(2) One of the key concerns of organising people is to understand and utilise the local culture of the people. For instance, use of humour is a very important factor. This means understanding of Asian sensitivity and local language. Religious and social practices of the people are very vital factors in organising work.

(3) We cannot talk about Asia as one unified entity. In reality Asia has so many diversities and differences. Therefore, we would like to have at least one solid training programme in each Asian country. We are still striving to reach this goal. After all, the most significant characteristic of Asians is found in the people who embody Asian sensitivity and Asian spirit.

The realization by all involved that marginal political freedom would alter the organizing models developed in the United States, that local cultures were critical to the success, and that each country would pose different challenges and adaptations, seems right on the mark and challenges frequent critiques of community organizations being able to apply a “cookie cutter” approach.

Ken Yamazaki, having reviewed the literature more deeply, believes he has the answer for why community organizing did not develop from these encouraging beginnings in Japan in the 1970’s as well, regardless of whether Alinsky visited or not.

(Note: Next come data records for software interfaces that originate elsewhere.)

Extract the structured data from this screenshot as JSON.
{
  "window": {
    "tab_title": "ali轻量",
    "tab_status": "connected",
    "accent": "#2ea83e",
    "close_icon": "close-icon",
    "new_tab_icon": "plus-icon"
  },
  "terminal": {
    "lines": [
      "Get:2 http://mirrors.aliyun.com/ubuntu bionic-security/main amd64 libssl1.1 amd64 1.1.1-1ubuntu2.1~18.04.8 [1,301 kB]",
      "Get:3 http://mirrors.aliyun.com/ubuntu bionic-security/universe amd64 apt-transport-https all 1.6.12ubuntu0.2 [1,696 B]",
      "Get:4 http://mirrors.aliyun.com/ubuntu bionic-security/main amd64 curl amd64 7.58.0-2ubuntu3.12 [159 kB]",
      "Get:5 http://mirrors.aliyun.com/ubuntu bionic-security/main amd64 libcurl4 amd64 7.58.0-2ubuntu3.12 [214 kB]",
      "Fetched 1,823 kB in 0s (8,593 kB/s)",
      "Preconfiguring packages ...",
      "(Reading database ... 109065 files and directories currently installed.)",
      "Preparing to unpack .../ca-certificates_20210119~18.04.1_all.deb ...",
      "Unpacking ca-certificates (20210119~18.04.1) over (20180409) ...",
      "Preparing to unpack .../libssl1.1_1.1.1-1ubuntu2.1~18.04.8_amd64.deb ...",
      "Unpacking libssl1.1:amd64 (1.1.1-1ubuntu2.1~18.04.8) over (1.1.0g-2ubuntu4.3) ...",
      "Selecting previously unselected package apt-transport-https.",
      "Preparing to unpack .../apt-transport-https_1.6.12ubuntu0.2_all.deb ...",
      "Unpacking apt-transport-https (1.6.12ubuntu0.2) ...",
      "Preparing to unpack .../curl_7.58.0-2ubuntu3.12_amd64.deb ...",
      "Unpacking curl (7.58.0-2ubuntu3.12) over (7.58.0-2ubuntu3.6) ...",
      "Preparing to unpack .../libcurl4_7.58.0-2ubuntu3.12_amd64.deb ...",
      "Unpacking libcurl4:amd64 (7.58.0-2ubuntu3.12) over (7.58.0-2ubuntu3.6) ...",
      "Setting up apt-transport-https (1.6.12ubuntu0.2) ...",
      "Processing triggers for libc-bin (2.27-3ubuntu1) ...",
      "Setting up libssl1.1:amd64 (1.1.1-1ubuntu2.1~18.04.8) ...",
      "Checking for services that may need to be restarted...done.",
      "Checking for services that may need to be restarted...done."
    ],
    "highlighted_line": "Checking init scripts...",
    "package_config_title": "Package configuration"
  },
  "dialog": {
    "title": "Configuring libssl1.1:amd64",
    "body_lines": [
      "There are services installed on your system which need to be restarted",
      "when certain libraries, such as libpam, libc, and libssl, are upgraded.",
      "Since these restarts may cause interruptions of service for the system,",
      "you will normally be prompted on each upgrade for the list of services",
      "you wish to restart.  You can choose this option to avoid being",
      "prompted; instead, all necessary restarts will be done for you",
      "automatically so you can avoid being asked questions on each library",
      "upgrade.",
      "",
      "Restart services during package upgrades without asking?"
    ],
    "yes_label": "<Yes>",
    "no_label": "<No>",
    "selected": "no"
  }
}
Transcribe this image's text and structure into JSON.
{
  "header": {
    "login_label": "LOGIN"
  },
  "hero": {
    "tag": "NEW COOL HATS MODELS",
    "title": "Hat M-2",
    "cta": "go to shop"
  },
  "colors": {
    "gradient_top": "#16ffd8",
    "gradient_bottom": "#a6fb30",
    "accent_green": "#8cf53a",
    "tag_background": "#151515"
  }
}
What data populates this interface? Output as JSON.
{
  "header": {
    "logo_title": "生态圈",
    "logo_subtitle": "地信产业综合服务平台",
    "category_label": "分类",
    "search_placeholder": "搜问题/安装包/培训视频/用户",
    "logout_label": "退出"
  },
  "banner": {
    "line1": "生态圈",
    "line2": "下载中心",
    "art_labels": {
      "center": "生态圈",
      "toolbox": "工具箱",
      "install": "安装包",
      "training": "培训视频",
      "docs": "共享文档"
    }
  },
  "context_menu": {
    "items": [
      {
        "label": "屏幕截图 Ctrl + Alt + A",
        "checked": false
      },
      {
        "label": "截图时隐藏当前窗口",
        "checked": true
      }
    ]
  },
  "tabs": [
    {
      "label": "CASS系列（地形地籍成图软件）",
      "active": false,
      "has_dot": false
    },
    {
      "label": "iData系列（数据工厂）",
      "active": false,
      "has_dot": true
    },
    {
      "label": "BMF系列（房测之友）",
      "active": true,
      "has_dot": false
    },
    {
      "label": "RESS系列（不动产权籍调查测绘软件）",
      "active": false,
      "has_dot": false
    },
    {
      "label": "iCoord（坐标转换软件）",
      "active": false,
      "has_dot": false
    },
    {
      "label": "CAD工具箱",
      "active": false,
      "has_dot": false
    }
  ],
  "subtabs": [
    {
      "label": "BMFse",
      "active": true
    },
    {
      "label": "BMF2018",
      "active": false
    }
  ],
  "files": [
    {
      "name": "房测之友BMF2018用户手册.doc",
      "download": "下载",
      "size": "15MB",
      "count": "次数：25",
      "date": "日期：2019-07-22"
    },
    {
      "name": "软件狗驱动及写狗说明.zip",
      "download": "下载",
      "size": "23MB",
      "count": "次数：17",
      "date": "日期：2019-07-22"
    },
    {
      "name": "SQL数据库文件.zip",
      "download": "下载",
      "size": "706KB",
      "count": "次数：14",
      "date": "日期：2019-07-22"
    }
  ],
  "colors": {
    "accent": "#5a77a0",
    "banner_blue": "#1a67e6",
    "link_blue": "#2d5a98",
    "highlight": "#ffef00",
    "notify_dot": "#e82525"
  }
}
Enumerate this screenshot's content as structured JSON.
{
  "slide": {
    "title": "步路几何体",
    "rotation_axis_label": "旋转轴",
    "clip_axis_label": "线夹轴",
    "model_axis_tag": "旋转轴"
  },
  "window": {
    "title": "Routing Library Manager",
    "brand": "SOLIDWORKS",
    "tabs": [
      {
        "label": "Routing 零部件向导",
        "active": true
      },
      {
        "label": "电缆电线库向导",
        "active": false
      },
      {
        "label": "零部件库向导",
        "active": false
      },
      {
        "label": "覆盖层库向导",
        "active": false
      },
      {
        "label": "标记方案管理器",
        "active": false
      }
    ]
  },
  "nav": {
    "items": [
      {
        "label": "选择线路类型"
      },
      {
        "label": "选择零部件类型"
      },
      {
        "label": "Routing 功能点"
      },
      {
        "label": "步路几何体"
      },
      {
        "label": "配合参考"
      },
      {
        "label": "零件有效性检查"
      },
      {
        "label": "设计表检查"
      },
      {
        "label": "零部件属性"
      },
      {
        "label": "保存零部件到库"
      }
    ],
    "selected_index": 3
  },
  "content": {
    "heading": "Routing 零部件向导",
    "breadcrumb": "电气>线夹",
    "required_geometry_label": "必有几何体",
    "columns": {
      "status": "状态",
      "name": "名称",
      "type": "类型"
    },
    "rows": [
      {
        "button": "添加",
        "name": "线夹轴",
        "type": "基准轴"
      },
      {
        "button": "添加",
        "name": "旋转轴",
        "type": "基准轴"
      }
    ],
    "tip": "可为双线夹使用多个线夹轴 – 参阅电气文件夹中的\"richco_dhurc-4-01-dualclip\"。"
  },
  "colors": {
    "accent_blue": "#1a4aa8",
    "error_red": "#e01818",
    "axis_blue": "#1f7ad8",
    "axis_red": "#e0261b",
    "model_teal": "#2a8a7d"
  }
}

…I also found other papers explain the reason why community organizing diminished in Japan. It says Japan had a different tradition to save poor people especially homeless or day laborers. That activity is advanced and more developed. But I don’t support the idea. I think real reason is [that the organizing was] too close to the religious institutions. If the origin of the organization in Japan was closer to labor related organizations, I think [it would have been more successful].

As we talk more about community organization’s future in Japan, all of these insights are invaluable.

Alinsky in Japan Audio Blog